Ethiopia: Emergency nutrition quarterly bulletin (First Quarter 2008)




Moyale and Mi'oo Woredas

Baseline nutrition surveys: The Oromia Regional ENCU (R-ENCU) and the Regional DPPB and Food Security Commission (DPPB/FSC) conducted two standard nutrition surveys in adjacent woredas, Moyale and Mi'oo of Borena Zone between the 1st and the 11th of January 2008. The surveys were requested by the DPPB to assess the nutritional status and observe food security issues in both woredas were water shortage and untimely population movement had been reported following poor Ganna and Hageya rains, increasing food prices and reports of low EPI coverage. Technical support for both surveys was provided by IMC and GOAL. Both Mi'oo and Moyale populations are largely pastoralist and the woredas are situated along the Ethiopia-Kenyan border in the south of Oromia.

Methodology: SMART was used to assess the anthropometric status of 833 children aged between 6-59 months in Moyale and 750 children in Mi'oo woredas using two-stage random cluster sampling with 21x39clusters and 20x37 clusters respectively. Mortality estimates were calculated using 90-day recall from 2,800 people in Moyale and 2,754 people in Mi'oo. Anthropometric and mortality data was analysed using ENA software and vaccination and morbidity information was analysed using Epi Info (6.04). One result was flagged in Moyale woreda. In both surveys the younger age group aged between 6-29 months were slightly under represented estimated at 38.6% and 35.5% for Moyale and Mi'oo respectively. This falls below the distribution norm recommended by WHO (2000) of circa 49.4%. Otherwise the findings were found to be plausible and were endorsed by the F-ENCU.

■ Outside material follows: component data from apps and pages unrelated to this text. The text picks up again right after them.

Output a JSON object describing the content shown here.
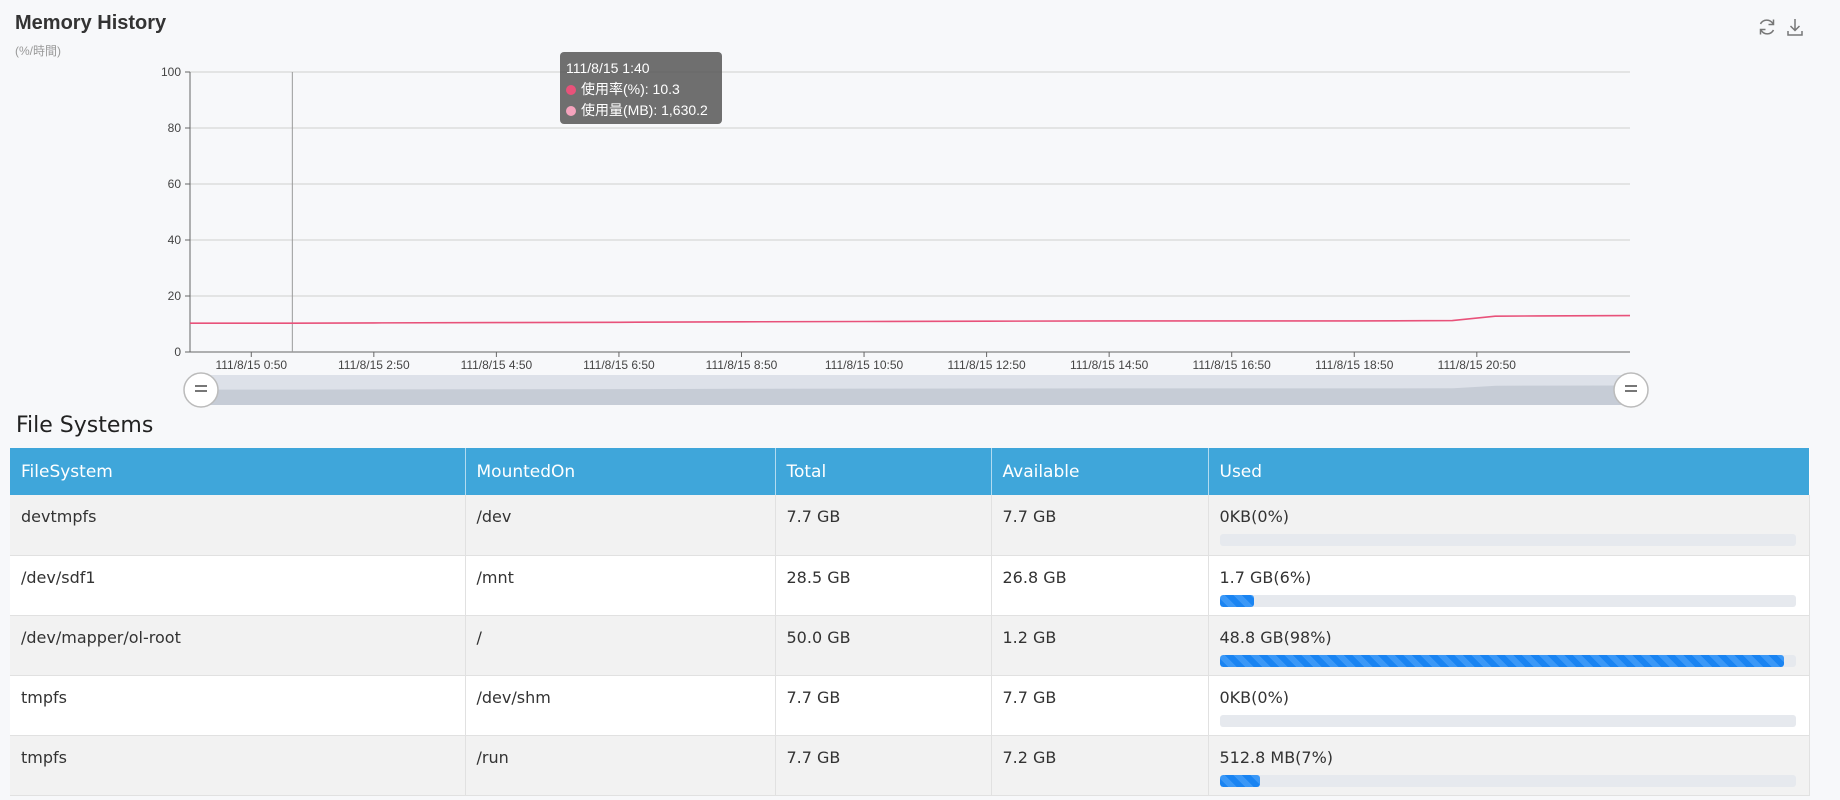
{
  "memory_history": {
    "title": "Memory History",
    "subtitle": "(%/時間)",
    "toolbar": {
      "refresh_icon": "refresh-icon",
      "download_icon": "download-icon"
    },
    "tooltip": {
      "time": "111/8/15 1:40",
      "rows": [
        {
          "label": "使用率(%): 10.3",
          "color": "#e8527a"
        },
        {
          "label": "使用量(MB): 1,630.2",
          "color": "#f5a3bd"
        }
      ]
    }
  },
  "chart_data": {
    "type": "line",
    "ylim": [
      0,
      100
    ],
    "yticks": [
      "0",
      "20",
      "40",
      "60",
      "80",
      "100"
    ],
    "xtick_labels": [
      "111/8/15 0:50",
      "111/8/15 2:50",
      "111/8/15 4:50",
      "111/8/15 6:50",
      "111/8/15 8:50",
      "111/8/15 10:50",
      "111/8/15 12:50",
      "111/8/15 14:50",
      "111/8/15 16:50",
      "111/8/15 18:50",
      "111/8/15 20:50"
    ],
    "x_start_hours": 0,
    "x_end_hours": 23.5,
    "series": [
      {
        "name": "使用率(%)",
        "color": "#e8527a",
        "points": [
          [
            0,
            10.3
          ],
          [
            1.67,
            10.3
          ],
          [
            3,
            10.4
          ],
          [
            5,
            10.5
          ],
          [
            7,
            10.6
          ],
          [
            9,
            10.8
          ],
          [
            11,
            10.9
          ],
          [
            13,
            11.0
          ],
          [
            15,
            11.1
          ],
          [
            17,
            11.1
          ],
          [
            19,
            11.1
          ],
          [
            20.6,
            11.2
          ],
          [
            21.3,
            12.8
          ],
          [
            22,
            12.9
          ],
          [
            23.5,
            13.0
          ]
        ]
      }
    ],
    "grid": true
  },
  "file_systems": {
    "title": "File Systems",
    "columns": [
      "FileSystem",
      "MountedOn",
      "Total",
      "Available",
      "Used"
    ],
    "rows": [
      {
        "filesystem": "devtmpfs",
        "mounted_on": "/dev",
        "total": "7.7 GB",
        "available": "7.7 GB",
        "used": "0KB(0%)",
        "used_pct": 0
      },
      {
        "filesystem": "/dev/sdf1",
        "mounted_on": "/mnt",
        "total": "28.5 GB",
        "available": "26.8 GB",
        "used": "1.7 GB(6%)",
        "used_pct": 6
      },
      {
        "filesystem": "/dev/mapper/ol-root",
        "mounted_on": "/",
        "total": "50.0 GB",
        "available": "1.2 GB",
        "used": "48.8 GB(98%)",
        "used_pct": 98
      },
      {
        "filesystem": "tmpfs",
        "mounted_on": "/dev/shm",
        "total": "7.7 GB",
        "available": "7.7 GB",
        "used": "0KB(0%)",
        "used_pct": 0
      },
      {
        "filesystem": "tmpfs",
        "mounted_on": "/run",
        "total": "7.7 GB",
        "available": "7.2 GB",
        "used": "512.8 MB(7%)",
        "used_pct": 7
      }
    ]
  }
}
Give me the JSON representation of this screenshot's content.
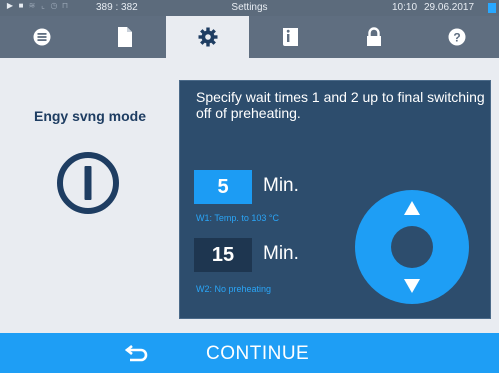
{
  "status_bar": {
    "coords": "389 : 382",
    "title": "Settings",
    "time": "10:10",
    "date": "29.06.2017",
    "icons": [
      "play-icon",
      "document-icon",
      "waves-icon",
      "chart-icon",
      "clock-icon",
      "lock-icon"
    ]
  },
  "tabs": [
    {
      "icon": "list-icon",
      "active": false
    },
    {
      "icon": "document-icon",
      "active": false
    },
    {
      "icon": "gear-icon",
      "active": true
    },
    {
      "icon": "info-book-icon",
      "active": false
    },
    {
      "icon": "lock-icon",
      "active": false
    },
    {
      "icon": "help-icon",
      "active": false
    }
  ],
  "mode": {
    "title": "Engy svng mode",
    "icon": "power-icon"
  },
  "dialog": {
    "message": "Specify wait times 1 and 2 up to final switching off of preheating.",
    "w1": {
      "value": "5",
      "unit": "Min.",
      "caption": "W1: Temp. to 103 °C"
    },
    "w2": {
      "value": "15",
      "unit": "Min.",
      "caption": "W2: No preheating"
    }
  },
  "footer": {
    "continue_label": "CONTINUE",
    "back_icon": "back-arrow-icon"
  },
  "colors": {
    "accent": "#1e9ef5",
    "dialog_bg": "#2d4d6d",
    "tab_bar": "#5f6e80",
    "dark_navy": "#1e3d62"
  }
}
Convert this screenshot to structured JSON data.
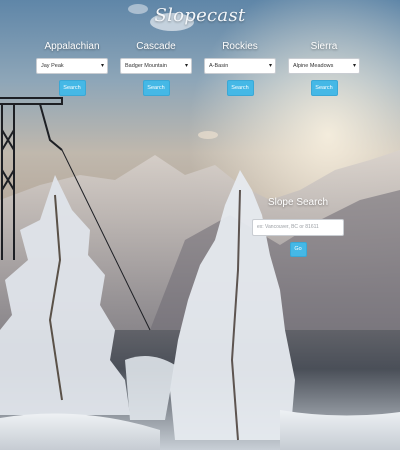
{
  "app": {
    "title": "Slopecast"
  },
  "regions": [
    {
      "label": "Appalachian",
      "selected": "Jay Peak",
      "button_label": "Search"
    },
    {
      "label": "Cascade",
      "selected": "Badger Mountain",
      "button_label": "Search"
    },
    {
      "label": "Rockies",
      "selected": "A-Basin",
      "button_label": "Search"
    },
    {
      "label": "Sierra",
      "selected": "Alpine Meadows",
      "button_label": "Search"
    }
  ],
  "slope_search": {
    "title": "Slope Search",
    "placeholder": "ex: Vancouver, BC or 81611",
    "button_label": "Go"
  },
  "icons": {
    "dropdown": "chevron-down-icon"
  },
  "colors": {
    "accent": "#45b8e6",
    "title_text": "#f4f7fa"
  }
}
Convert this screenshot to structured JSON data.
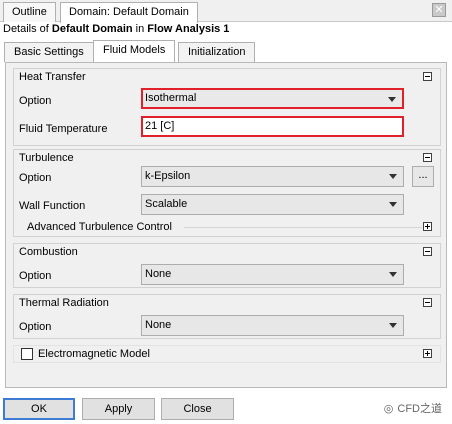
{
  "top_tabs": [
    "Outline",
    "Domain: Default Domain"
  ],
  "details": {
    "prefix": "Details of ",
    "object": "Default Domain",
    "middle": " in ",
    "analysis": "Flow Analysis 1"
  },
  "sub_tabs": [
    "Basic Settings",
    "Fluid Models",
    "Initialization"
  ],
  "heat_transfer": {
    "title": "Heat Transfer",
    "option_label": "Option",
    "option_value": "Isothermal",
    "temp_label": "Fluid Temperature",
    "temp_value": "21 [C]"
  },
  "turbulence": {
    "title": "Turbulence",
    "option_label": "Option",
    "option_value": "k-Epsilon",
    "more_button": "...",
    "wall_label": "Wall Function",
    "wall_value": "Scalable",
    "advanced_label": "Advanced Turbulence Control"
  },
  "combustion": {
    "title": "Combustion",
    "option_label": "Option",
    "option_value": "None"
  },
  "thermal_radiation": {
    "title": "Thermal Radiation",
    "option_label": "Option",
    "option_value": "None"
  },
  "electromagnetic": {
    "label": "Electromagnetic Model"
  },
  "buttons": {
    "ok": "OK",
    "apply": "Apply",
    "close": "Close"
  },
  "watermark": "CFD之道",
  "colors": {
    "highlight": "#e0202a",
    "default_button_border": "#3d7bd4"
  }
}
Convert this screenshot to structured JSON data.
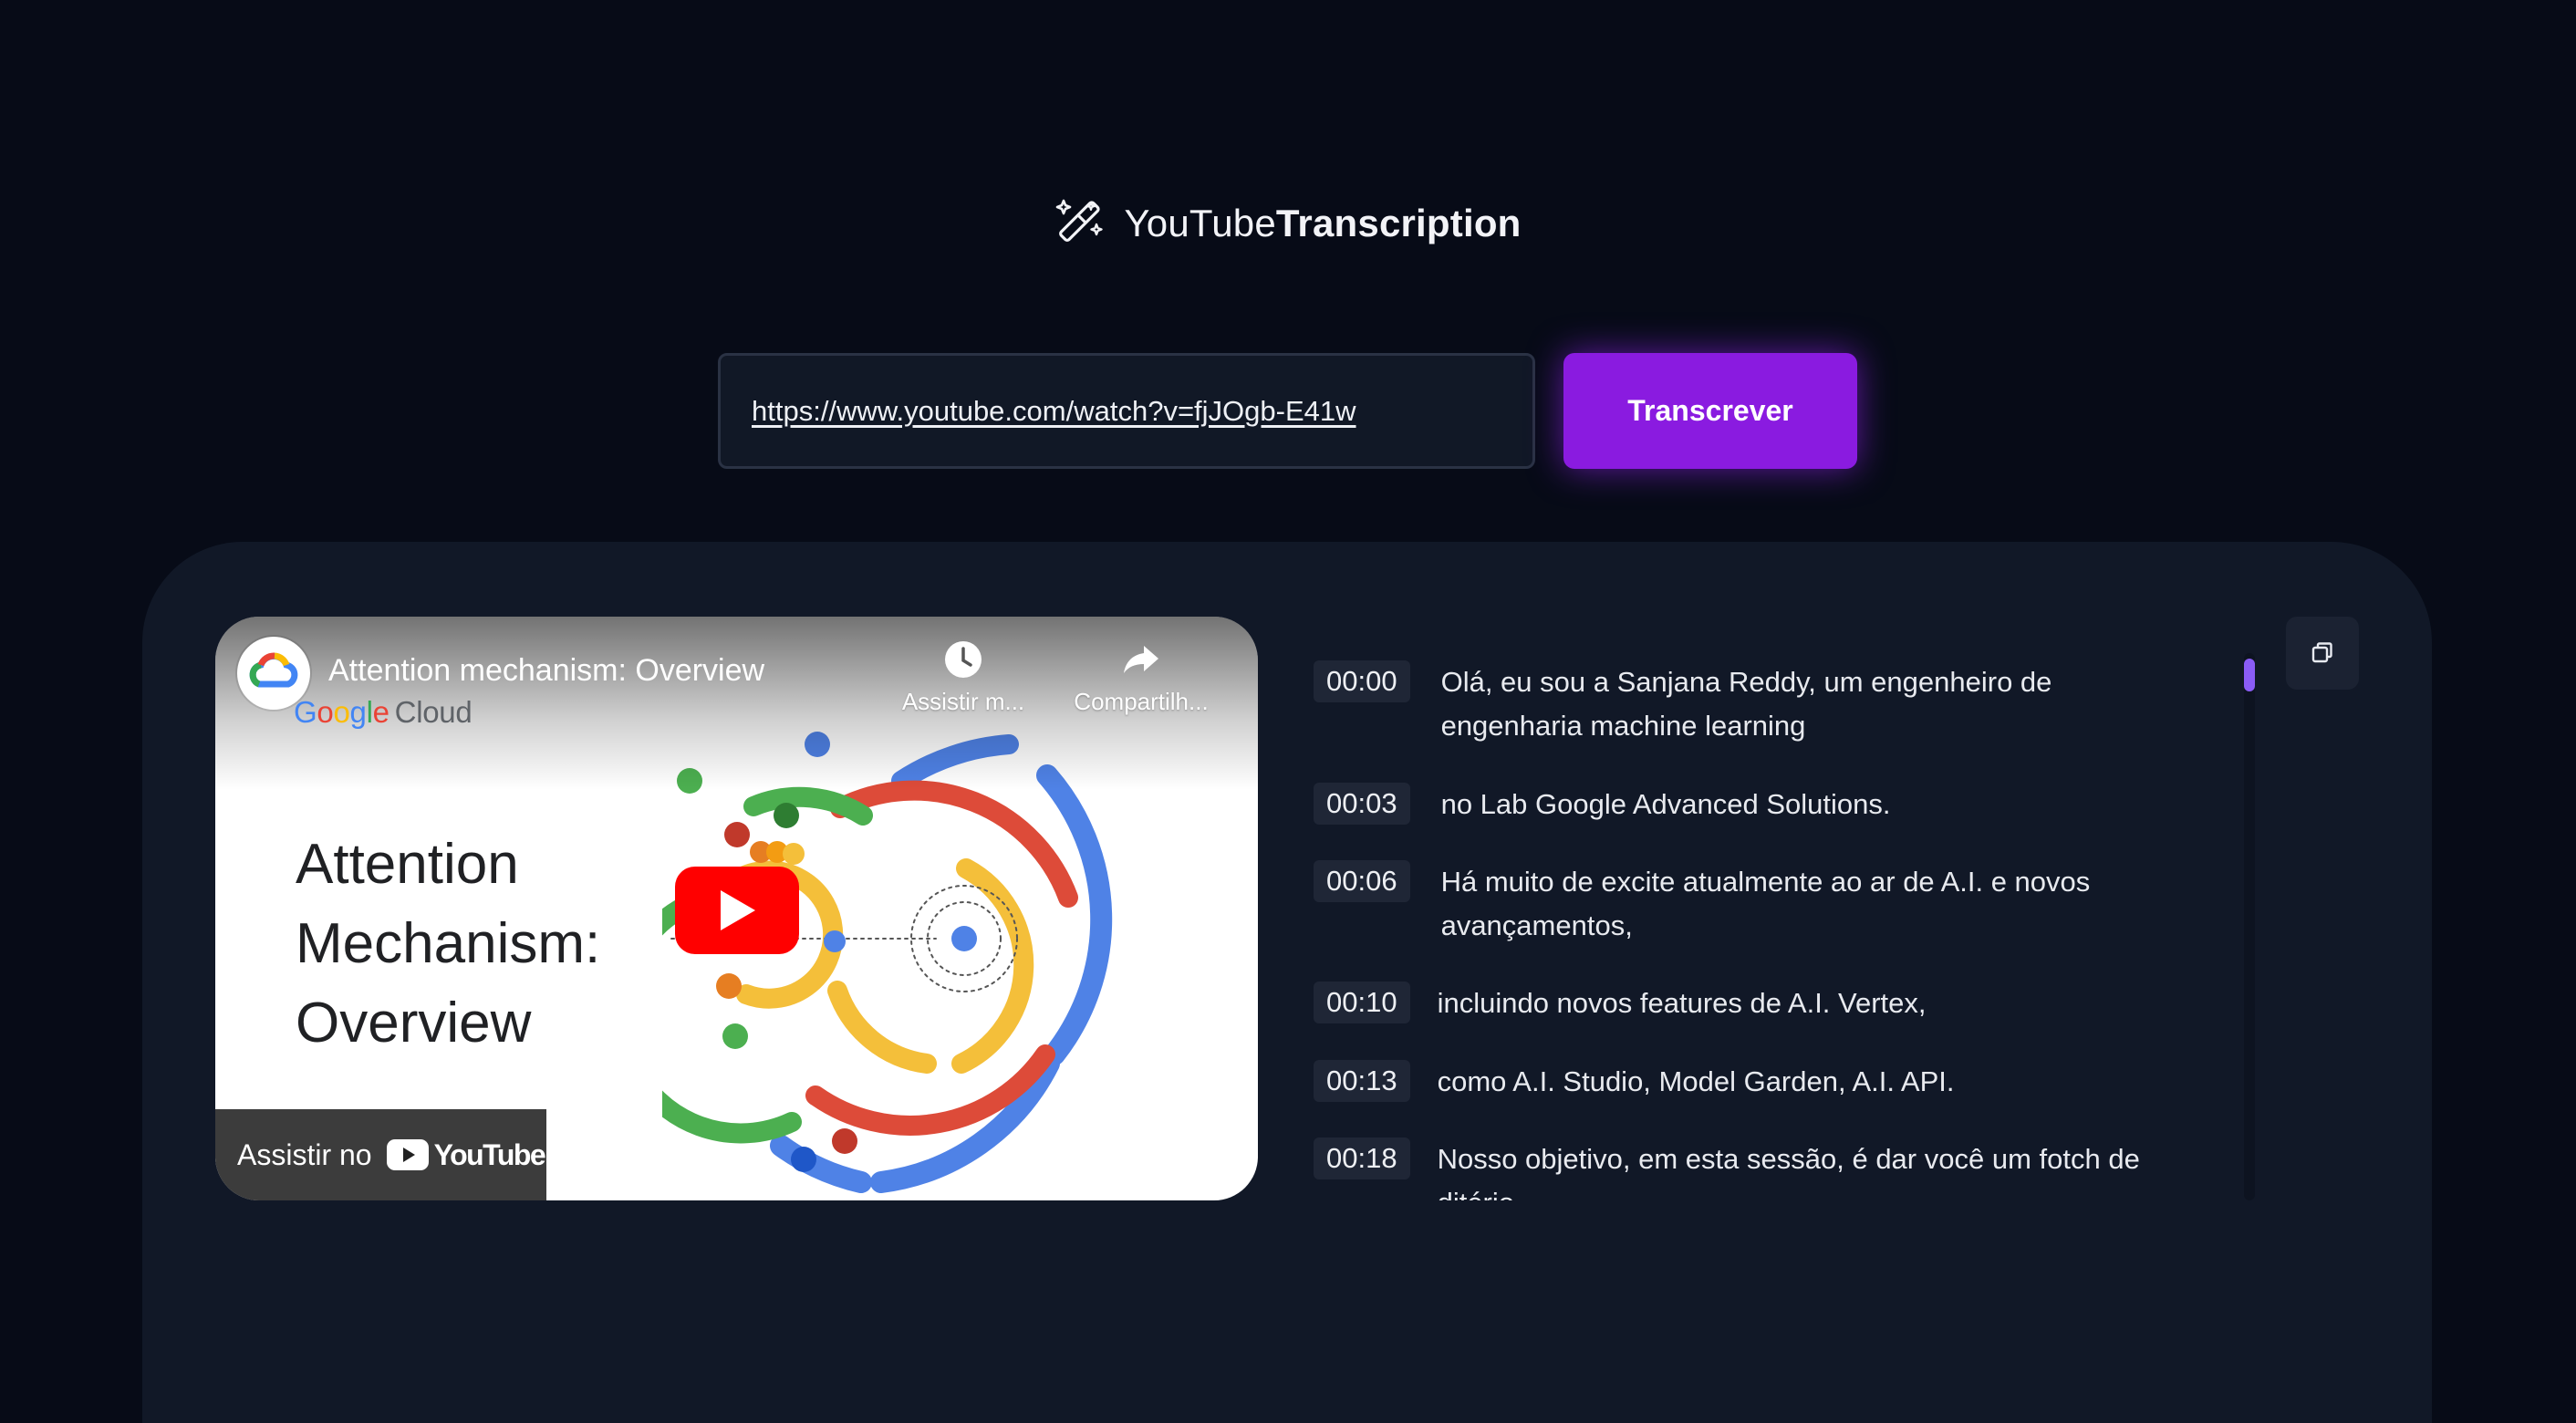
{
  "app": {
    "brand_light": "YouTube",
    "brand_bold": "Transcription",
    "brand_icon": "magic-wand-icon",
    "accent_color": "#8a1be0"
  },
  "form": {
    "url_value": "https://www.youtube.com/watch?v=fjJOgb-E41w",
    "submit_label": "Transcrever"
  },
  "video": {
    "title": "Attention mechanism: Overview",
    "channel_google": "Google",
    "channel_cloud": "Cloud",
    "watch_later_label": "Assistir m...",
    "share_label": "Compartilh...",
    "slide_title_lines": [
      "Attention",
      "Mechanism:",
      "Overview"
    ],
    "watch_on_label": "Assistir no",
    "youtube_word": "YouTube"
  },
  "transcript": {
    "entries": [
      {
        "time": "00:00",
        "text": "Olá, eu  sou a Sanjana  Reddy, um engenheiro  de engenharia machine  learning"
      },
      {
        "time": "00:03",
        "text": "no Lab  Google Advanced Solutions."
      },
      {
        "time": "00:06",
        "text": "Há muito  de excite atualmente  ao ar de  A.I. e novos avançamentos,"
      },
      {
        "time": "00:10",
        "text": "incluindo novos  features de A.I.  Vertex,"
      },
      {
        "time": "00:13",
        "text": "como A.I.  Studio, Model Garden,  A.I. API."
      },
      {
        "time": "00:18",
        "text": "Nosso objetivo,  em esta sessão,  é dar você  um fotch de ditério"
      }
    ],
    "copy_icon": "copy-icon",
    "scroll_progress": 0.0
  }
}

Nutrition: In Moyale global acute malnutrition (GAM) was estimated at 10% (CI: 7.5-12.4%) and severe acute malnutrition (SAM) was 0.6% (CI: 0.1- 1.1%). This was bordering 'serious' in a chronically food insecure area and in the presence of aggravating factors (DPPA, 2002). The observed aggravating factors were listed as deteriorating food security, insufficient rainfall, increasing market prices and low EPI coverage. In Mi'oo, GAM of 7.5% (CI: 5.6-9.3%) and SAM of 0.5% (CI: 0.0-1.0%) were presented. In the presence of the same aggravating factors, the nutrition status of children was considered as 'poor' (DPPA, 2002). Comparison with previous surveys conducted in January 2006 during a drought period, were similar with GAM of 10.9% (CI: 8.9-13.1%) in Moyale and 10% (CI: 8.1-12.2%) in adjacent Dire woreda (formerly part of Mi'oo) in January 2006.

Health: Mortality rates were below emergency thresholds, estimated at CMR 0.17 (CI:0.0-0.33) deaths/10,000/day and U5MR 0.38 (CI: 0.1-0.86) deaths/10,000/day in Moyale and 0.11 (CI:0.0-0.23) deaths/10,000/day and 0.59 (CI: 0.07- 1.25) deaths/10,000/day in Mi'oo woreda. Major causes of U5 mortality were not recorded. Morbidity rates in children were relatively low at 12.7% in Moyale and 11.2% in Mi'oo. Major causes of morbidity were diarrheoa and ARI in both woredas. Measles coverage in children (9-59 months) by card only was 18.6% (CI: 12.0-25.2%) in Moyale and 10.2% (CI: 5.3-15.2%) in Miyo. Considering mother's recall as well as EPI card raised the measles coverage to 81.8% (CI: 71.1-89.5%) and 71.3% (CI: 63.1-79.5%) respectively. However, this is still low coverage. Immunisation against TB estimated by visible BCG scar was 73.9% (CI: 67.6-80.1%) in Moyale and 69.5% (CI: 62.7-76.4%) in Mi'oo. Vitamin A coverage distributed during the 6th round of EOS screening in October/November 2007 was reported as 86.5% in Moyale and 80.1% in Mi'oo (CI: not available). Access to safe drinking water and sanitation is extremely low.

Livelihood / Food security: In general these woredas are considered chronically food insecure. There is little opportunity to produce crops. The majority of the population are vulnerable to market price hikes especially when rainfall is insufficient, grazing pasture is depleted and livestock quality drops. While no human or animal disease outbreaks were observed during the survey, it was predicted that both human and animal health could be vulnerable in the months ahead if the dry period is prolonged.